THRILLER; 1hr 44min
STARRING: Rebecca Hall, Tim Roth, Grace Kaufman
Past imperfect: Hall
Margaret (Vicky Cristina Barcelona ’s Hall) is a professional woman and single mother (to Kaufman’s 17-year-old Abbie) whose every gesture telegraphs precision. Even extra-curricular sex is scheduled. But precision has its performative limits. Margaret’s secret history is one external force that her crisp British grip is unable to control; specifically, the re-emergence after 22 years of her ex-lover David (The Hateful Eight ’s Roth). A sidelong glimpse of him at a conference in her adopted home city of Albany, New York, is enough to send Margaret into a blind panic, for herself and for her daughter.
Whatever this guy has done to her — and there’ll be more on that in a chilling soliloquy from Hall — has savaged Margaret’s DNA. After a second, seemingly harmless sighting, her cool veneer begins to splinter, much to the dismay of the in-the-dark Abbie. When Margaret approaches David to warn him off, his response is ambiguous: after blandly professing not to know who she is, he flashes her the creepiest, toothiest Rothian smile this side of a crocodile attack. With the police next to useless (after all, David has done nothing), Margaret takes matters into her own manic hands, only to discover that not only has the predator she vividly remembers not changed a single spot but she is completely alone with her fixation, isolation being the meat-and-marrow of every emotional collapse.
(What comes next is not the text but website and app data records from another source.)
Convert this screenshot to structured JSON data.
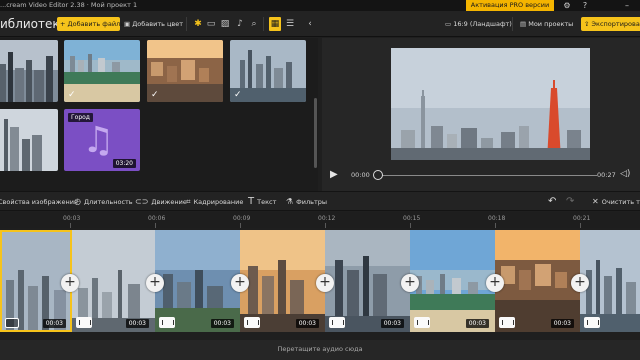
{
  "window": {
    "title": "...cream Video Editor 2.38  ·  Мой проект 1",
    "pro_label": "Активация PRO версии",
    "settings_icon": "gear-icon",
    "help_icon": "question-icon",
    "minimize_icon": "minimize-icon"
  },
  "toolbar": {
    "library_title": "иблиотека",
    "add_files": "+ Добавить файлы",
    "add_color": "Добавить цвет",
    "aspect": "16:9 (Ландшафт)",
    "my_projects": "Мои проекты",
    "export": "Экспортировать в"
  },
  "library": {
    "items": [
      {
        "kind": "city",
        "checked": false
      },
      {
        "kind": "beach-city",
        "checked": true
      },
      {
        "kind": "old-city",
        "checked": true
      },
      {
        "kind": "skyline",
        "checked": true
      },
      {
        "kind": "downtown",
        "checked": false
      },
      {
        "kind": "audio",
        "label": "Город",
        "duration": "03:20"
      }
    ]
  },
  "preview": {
    "time_start": "00:00",
    "time_end": "00:27",
    "progress": 0.0
  },
  "edit_toolbar": {
    "props": "Свойства изображения",
    "duration": "Длительность",
    "motion": "Движение",
    "crop": "Кадрирование",
    "text": "Текст",
    "filters": "Фильтры",
    "clear": "Очистить тайм"
  },
  "timeline": {
    "ticks": [
      "00:03",
      "00:06",
      "00:09",
      "00:12",
      "00:15",
      "00:18",
      "00:21"
    ],
    "clips": [
      {
        "duration": "00:03",
        "selected": true
      },
      {
        "duration": "00:03",
        "selected": false
      },
      {
        "duration": "00:03",
        "selected": false
      },
      {
        "duration": "00:03",
        "selected": false
      },
      {
        "duration": "00:03",
        "selected": false
      },
      {
        "duration": "00:03",
        "selected": false
      },
      {
        "duration": "00:03",
        "selected": false
      },
      {
        "duration": "",
        "selected": false
      }
    ]
  },
  "audio": {
    "hint": "Перетащите аудио сюда"
  },
  "colors": {
    "accent": "#f6c31b",
    "pro": "#f4b400",
    "audio_thumb": "#7b4fc4"
  }
}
With a tormentor’s unerring instinct, David understands that the most potent weapon in his warped arsenal is Margaret herself. Hall, too, is acutely aware of that fact. Her Margaret is a lit fuse, fearsome and terrified with a baseline of pitiful. Even accounting for the insidious power of a tragic loss, her descent plays more like a swan dive than a psychologically shaded disintegration from writer-director Andrew Semans. But a blazing performance can burn through a score of cracks. Hall wears unhinged heartbreak like a second layer of skin.